### About this exercise
Count every line in the data below where "client" occurs, then state that number and nothing more.

### Data for analysis
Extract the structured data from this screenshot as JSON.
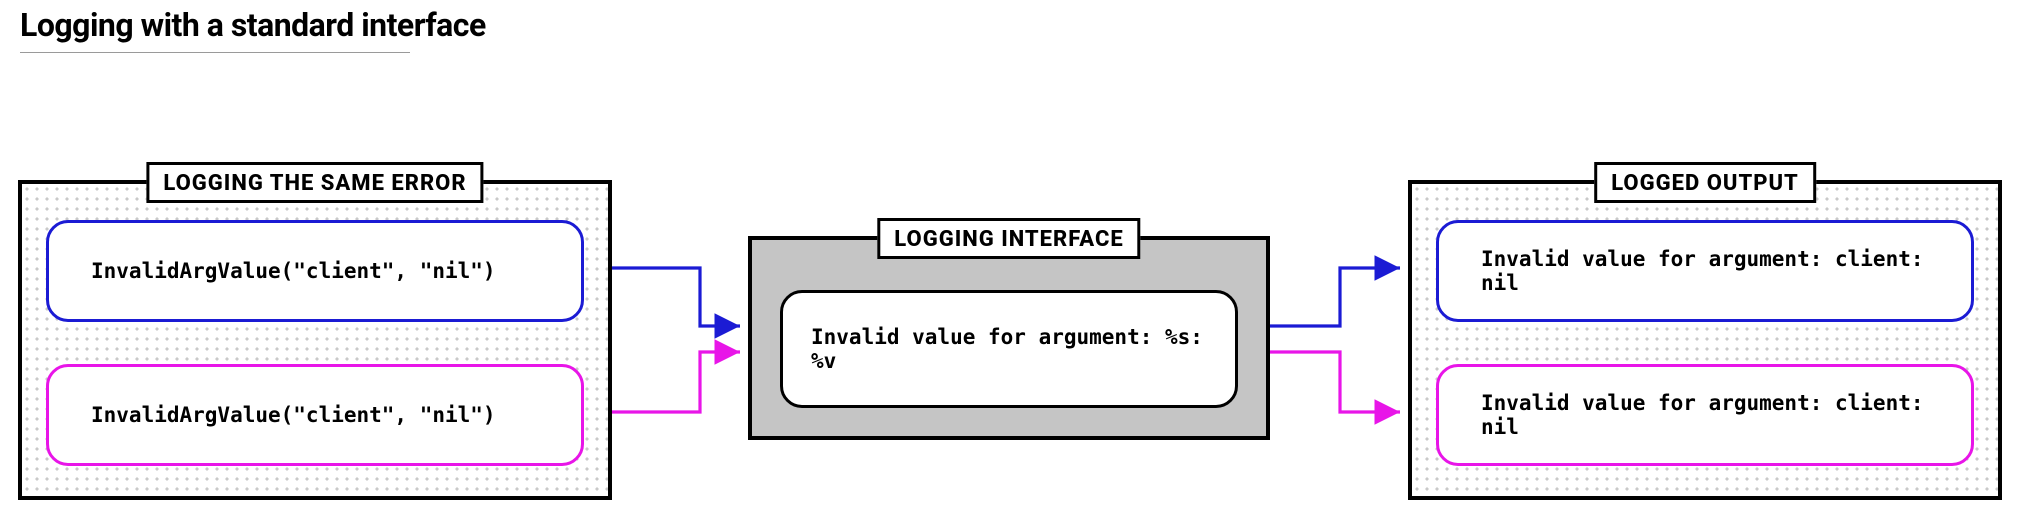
{
  "title": "Logging with a standard interface",
  "panels": {
    "left": {
      "label": "LOGGING THE SAME ERROR",
      "box_top": "InvalidArgValue(\"client\", \"nil\")",
      "box_bottom": "InvalidArgValue(\"client\", \"nil\")"
    },
    "center": {
      "label": "LOGGING INTERFACE",
      "template": "Invalid value for argument: %s: %v"
    },
    "right": {
      "label": "LOGGED OUTPUT",
      "box_top": "Invalid value for argument: client: nil",
      "box_bottom": "Invalid value for argument: client: nil"
    }
  },
  "colors": {
    "blue": "#1b1bd4",
    "magenta": "#e815e8"
  }
}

### Answer box
4